Chocolate & Cocoa: 'Healthy' Benefits or Negative Health Effects?

Researchers have some news for chocolate lovers: it may be good for you. Scientists reported preliminary evidence recently that cocoa and other chocolates may keep high blood pressure down, your blood flowing and your heart healthy.

Stories on the health benefits of consuming cocoa products have increasingly made the news following the discovery that they are an excellent source of catechins, which are polyphenols of the flavanol group and which are believed to protect against heart disease, cancer, and various other medical conditions. Chocolate manufacturers and retailers have been taking advantage of these findings by not only trying to make chocolate lovers feel less guilty about their addiction, but also by trying to target the more health-conscious consumer with regular doses of "research studies" praising the supposed benefits of consuming chocolate, among them that:

  • Eating chocolate releases endorphins in the brain, which act as pain-relievers,
  • Eating chocolate boosts one's appetite, but does not cause weight gain,
  • The sugar in chocolate may reduce stress and have a calming and pain relieving effect,
  • Eating chocolate does not give someone acne or other skin eruptions,
  • Eating chocolate does not trigger migraine headaches,
  • Eating moderate amounts of chocolate makes one live almost a year longer,
  • Eating chocolate reduces the risk of heart disease and cancer.

Overview of the main health effects attributed to chocolate.

While chocolate is regularly eaten for pleasure, there are potential beneficial health effects of eating chocolate.
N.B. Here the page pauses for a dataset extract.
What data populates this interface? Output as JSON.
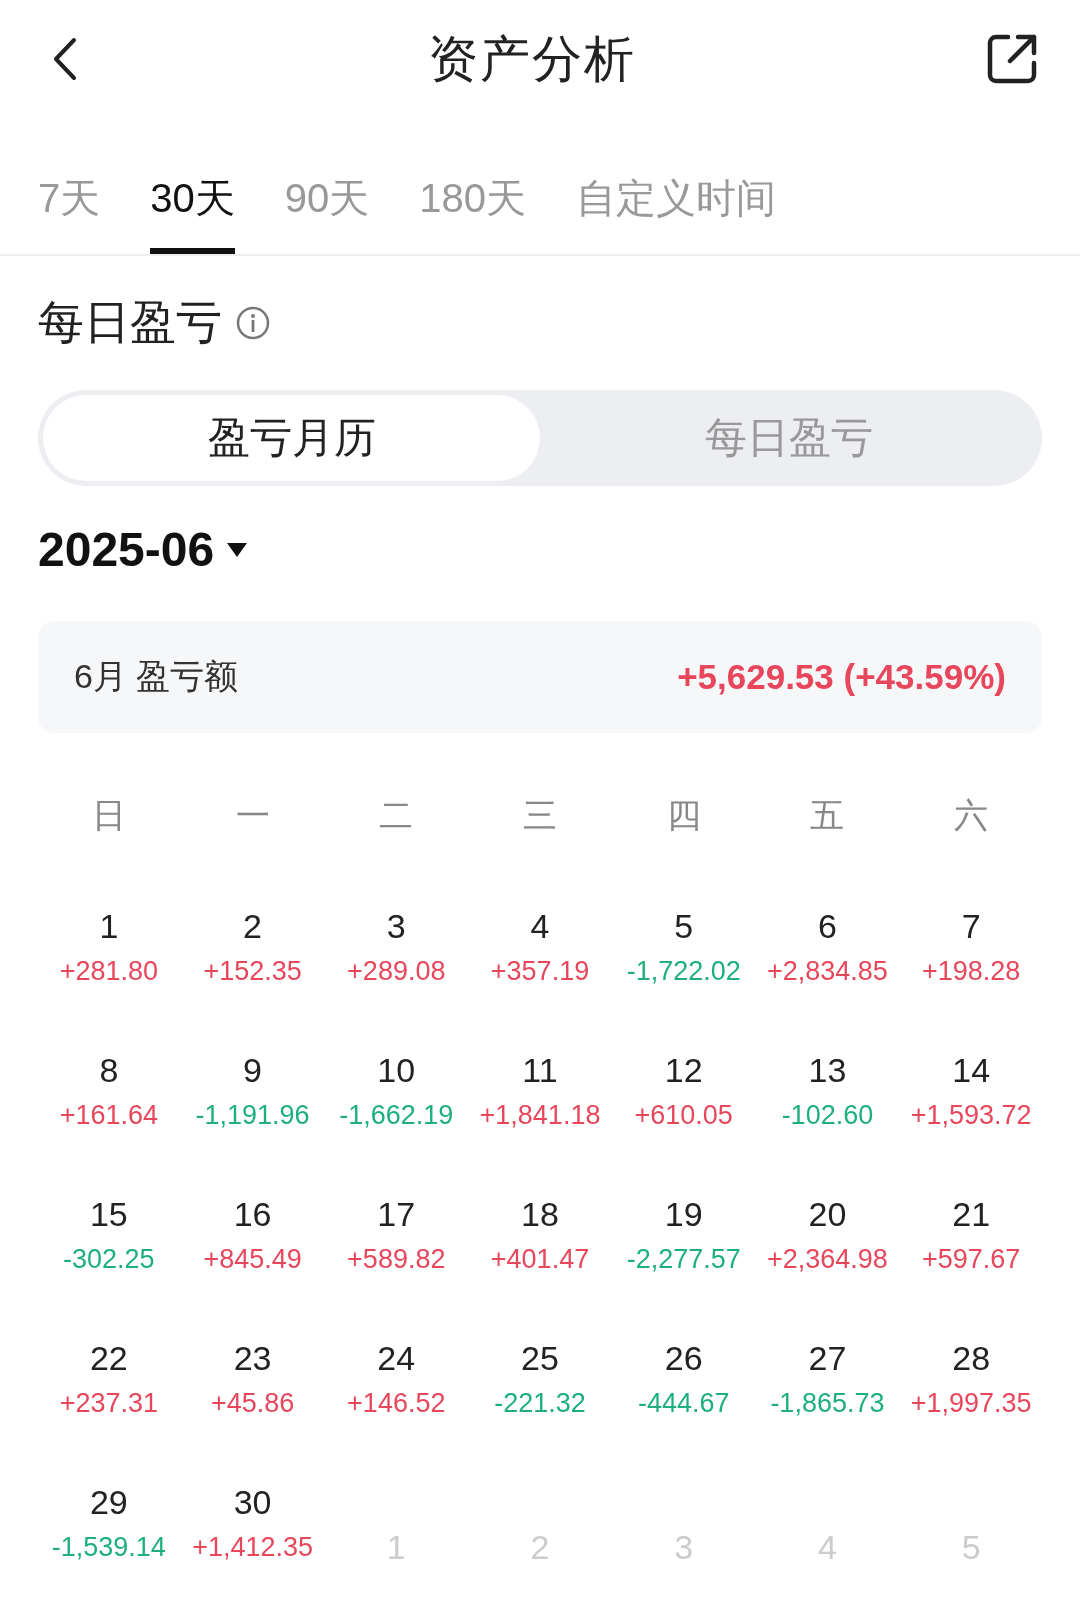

Cocoa or dark chocolate benefits the circulatory system. Other beneficial effects suggested include anticancer, brain stimulator, cough preventor and antidiarrhoeal effects. An aphrodisiac effect is yet unproven.

On the other hand, the unconstrained consumption large quantities of any energy-rich food such as chocolate is thought to increase the risk of obesity without a corresponding increase in activity. Raw chocolate is high in cocoa butter, a fat which is removed during chocolate refining, then added back in varying proportions during the manufacturing process. Manufacturers may add other fats, sugars, and milk as well, all of which increase the caloric content of chocolate.

There is concern of mild lead poisoning for some types of chocolate. Chocolate is toxic to many animals because of insufficient capacity to metabolize theobromine.